JTI Malaysia also mentions that 90% of vape liquid are laced with nicotine, which is proven to be addictive among the users. To make matters worse, the ones consuming the liquid are no longer only average smokers, but also school students.
It’s a “cool” trend among school students
After the big hit in 2015, the vaping trend slowed down in the next few years. But now it’s picking up again, this time among the youngsters.
Smoking e-cigarettes is common among university students. A study on 1302 students randomly picked from six universities showed that 74.9% smoked e-cigarettes, 40.3% used both cigarettes and e-cigarettes, 34.5% were exclusive e-cigarette users.
But a more shocking finding is the vaping trend among school students.
According to Child Mind Institute, e-cigarettes are now the most frequently used tobacco products among adolescents worldwide, with some 2.1 million middle and high school students being e-cigarette users in 2017.
Pictures of a group of school students puffing smoke out of vaping mods went viral recently, signaling the reality that vaping habit is becoming a trend that Malaysian school students, as young as the first graders, pick up to look “cool” among friends.
But many of these students don’t look for the e-cigarettes on their own. Adults looking for opportunities to make money are targeting them by selling vapes for only RM50 to RM100, or renting out vapes for RM20.

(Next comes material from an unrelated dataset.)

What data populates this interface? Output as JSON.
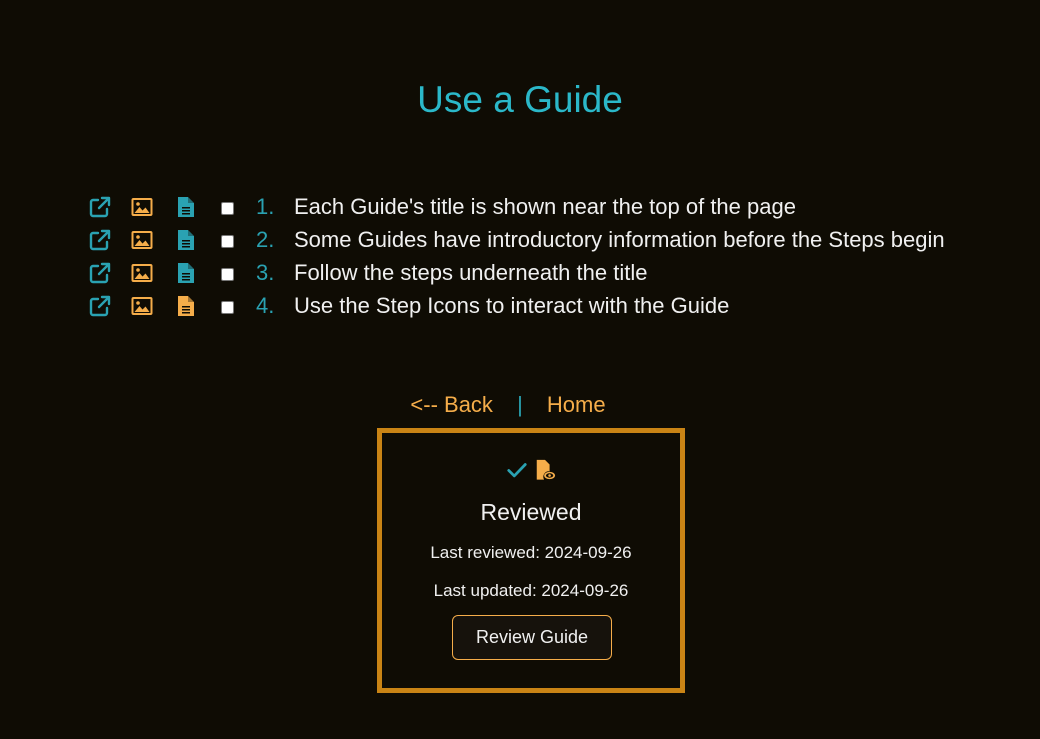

Vapes come in many flavours, have perfume-like smells, and are easy to pose as a harmless flash drive, which are the reasons more and more students are jumping on the vaping bandwagon without being aware of the consequences.
Not to mention the easy process of online purchasing, one doesn’t need to leave the house to get the refill for the vape juices.
The death toll has launched studies on the impact of vaping or smoking e-cigarettes on vapers’ health.
Even without nicotine or any flavourings, inhaling e-cigarettes has an immediate impact on the vascular system. Throw in nicotine, the e-cigarettes become highly addictive, can harm the development of adolescent brains, and can also cause seizures, coma, and even death.
With more reports on vaping-associated lung diseases coming in, at this rate, the school students will have lesser chance to make it through adulthood especially if the liquid they inhale contains nicotine, or God forbid, THC.